Over the past couple of months, I’ve seen a number of people talking about a fairly new editor called Sublime Text 2. I finally took the time to give it a test drive, and suddenly I remember what it feels like to actually enjoy an editor.

First off, here’s a screen shot of how I currently have Sublime set up:

I’ve traditionally used a light theme (dark text, white background), but have been wanting to move to a darker theme, as it’s supposed to be a bit easier on the eyes, and I’ve had a history of eye problems due to staring at a computer monitor for 8 to 12 hours a day. I’ve tried darker themes in CF Builder, but there was still a lot of light chrome around the actual editor window. With Sublime, it’s a very minimalist screen to begin with, so applying a dark theme renders the entire application window dark. I recognize that theme and color scheme preference will be highly subjective, but to me… this is truly stunning and doesn’t seem to result in my eyes drying out nearly as frequently as a lighter scheme. Of course, if a lighter scheme is your preference, those exist as well with Sublime.

To get this particular look, I had to install a couple of additional packages:

  • To get CFML syntax/code completion, I installed coldfusion-sublime-text-2.
  • The dark theme is soda-theme. You can find a corresponding light theme with it as well.
  • The color scheme is “Tomorrow”. The specific scheme I’m using is “Tomorrow-Night”.

I’ve only been using Sublime in the “real world” for a couple of days now… but here’s a list of “Charlie likes” items so far…

  • Split Screen editing. You can add up to 4 columns or 3 rows. Or, a 2×2 grid. You can find this under View -> Layout.
  • “Goto Anything”. CMD+P (CTRL+P on Win/*nix) opens a dialog window into which you start typing a filename. The file in question could be 12 directories deep relative to the file you’re currently editing. Doesn’t matter. It’ll open directly.
  • Similarly, CMD+R (CTRL+R on Win/*nix) opens a dialog window allowing you to jump to a specific function within the current file. Handy if you know you need to edit the getFoo() function. You an also simply arrow up/down with this dialog window open to navigate from function to function.
  • Courtesy of Justin Carter on Twitter, type “lorem” and hit TAB for a full paragraph of “lorem ipsum” text :)
  • Something I liked in TextMate that’s also in Sublime is the ability to highlight text and hit a quote to enclose the entire string in quotes.
  • As mentioned earlier, closing parentheses/curly braces/brackets are automatically entered, and I can type over them.
  • There’s a git plugin that has some nice features, such as seeing all commit messages for the file you’re currently working on.

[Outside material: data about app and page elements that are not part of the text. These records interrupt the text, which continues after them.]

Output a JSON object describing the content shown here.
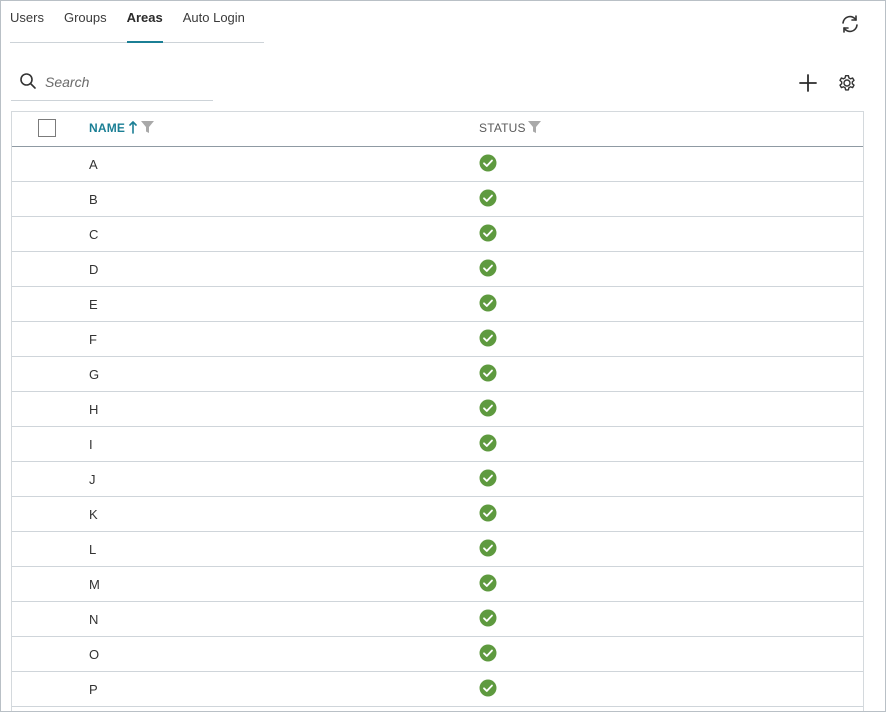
{
  "tabs": [
    {
      "label": "Users",
      "active": false
    },
    {
      "label": "Groups",
      "active": false
    },
    {
      "label": "Areas",
      "active": true
    },
    {
      "label": "Auto Login",
      "active": false
    }
  ],
  "search": {
    "placeholder": "Search",
    "value": ""
  },
  "icons": {
    "refresh": "refresh-icon",
    "search": "search-icon",
    "add": "plus-icon",
    "settings": "gear-icon",
    "sort": "sort-ascending-icon",
    "filter": "filter-icon",
    "status_ok": "check-circle-icon"
  },
  "colors": {
    "accent": "#1b7f95",
    "status_ok": "#5e9a3f"
  },
  "table": {
    "columns": {
      "name": "NAME",
      "status": "STATUS"
    },
    "rows": [
      {
        "name": "A",
        "status": "ok"
      },
      {
        "name": "B",
        "status": "ok"
      },
      {
        "name": "C",
        "status": "ok"
      },
      {
        "name": "D",
        "status": "ok"
      },
      {
        "name": "E",
        "status": "ok"
      },
      {
        "name": "F",
        "status": "ok"
      },
      {
        "name": "G",
        "status": "ok"
      },
      {
        "name": "H",
        "status": "ok"
      },
      {
        "name": "I",
        "status": "ok"
      },
      {
        "name": "J",
        "status": "ok"
      },
      {
        "name": "K",
        "status": "ok"
      },
      {
        "name": "L",
        "status": "ok"
      },
      {
        "name": "M",
        "status": "ok"
      },
      {
        "name": "N",
        "status": "ok"
      },
      {
        "name": "O",
        "status": "ok"
      },
      {
        "name": "P",
        "status": "ok"
      }
    ]
  }
}
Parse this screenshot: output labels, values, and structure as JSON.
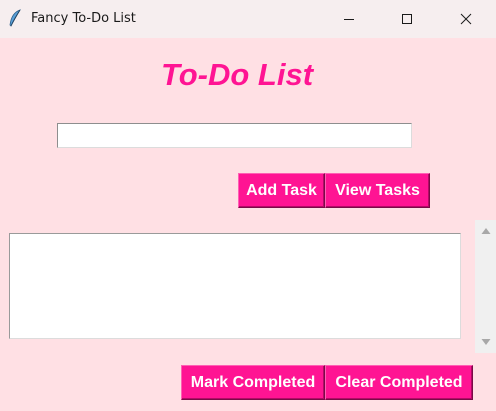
{
  "window": {
    "title": "Fancy To-Do List",
    "icon": "feather-icon",
    "controls": [
      "minimize-icon",
      "maximize-icon",
      "close-icon"
    ]
  },
  "main": {
    "heading": "To-Do List",
    "task_entry": {
      "value": "",
      "placeholder": ""
    },
    "add_task_label": "Add Task",
    "view_tasks_label": "View Tasks",
    "task_list": {
      "items": []
    },
    "mark_completed_label": "Mark Completed",
    "clear_completed_label": "Clear Completed"
  },
  "colors": {
    "background": "#ffe0e4",
    "accent": "#ff1493",
    "button_text": "#ffffff",
    "titlebar": "#f6eeef"
  }
}
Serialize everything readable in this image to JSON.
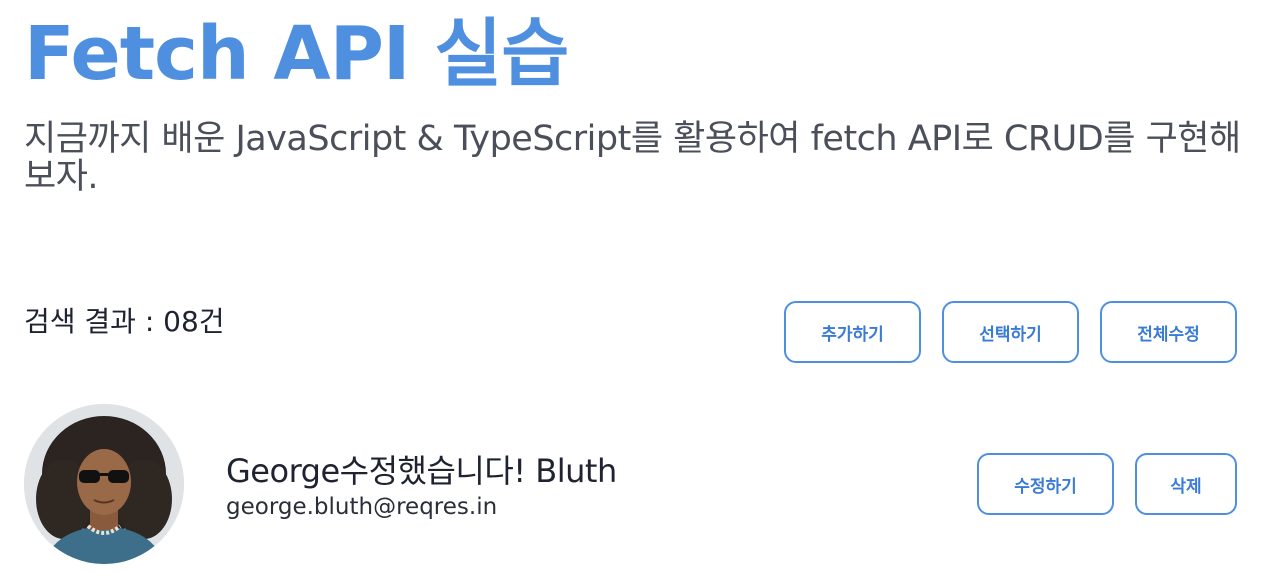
{
  "header": {
    "title": "Fetch API 실습",
    "subtitle": "지금까지 배운 JavaScript & TypeScript를 활용하여 fetch API로 CRUD를 구현해보자."
  },
  "results": {
    "count_text": "검색 결과 : 08건"
  },
  "toolbar": {
    "add_label": "추가하기",
    "select_label": "선택하기",
    "edit_all_label": "전체수정"
  },
  "users": [
    {
      "name": "George수정했습니다! Bluth",
      "email": "george.bluth@reqres.in",
      "edit_label": "수정하기",
      "delete_label": "삭제"
    }
  ],
  "colors": {
    "accent": "#4f8fe0",
    "text": "#1f2330",
    "subtext": "#4b4f5a"
  }
}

I know that some of the items mentioned above are also available in Eclipse/CF Builder. I don’t mean to suggest that Sublime Text has these features and Eclipse/CFB does not, but rather the fact that I can get the same features in a lightweight editor rather than a resource-intensive IDE.

One last “feature” that I discovered yesterday, which in my mind really sets Sublime Text apart from other editors. My “day job” is working on single code base that powers numerous sites, all with different “skins”. Each “skin” has its own “stylesheet.css” file. Yesterday I needed to update those files. Had I been in CF Builder, my open tabs would have looked like this:

A bit confusing in trying to figure out which file is which.

In Sublime Text, here’s what it looks like with a single tab open:

…but note what happens as I open additional files with the same name:

As I open additional files of the same name, Sublime adds the path to the tab (including updating the text on the currently open tab) so as to help differentiate between the files. It’s the little things like that that make all the difference in the world.

The last thing to like about Sublime Text 2 (for now), is that it’s available on OS X, *nix, and Windows. And the cost of a license is per-user, not per-machine. So I can jump back and forth between my Mac and my Ubuntu netbook and keep a consistent work environment.

Any other Sublime Text 2 users? Anything you like (or dislike) about it that you’d like to share?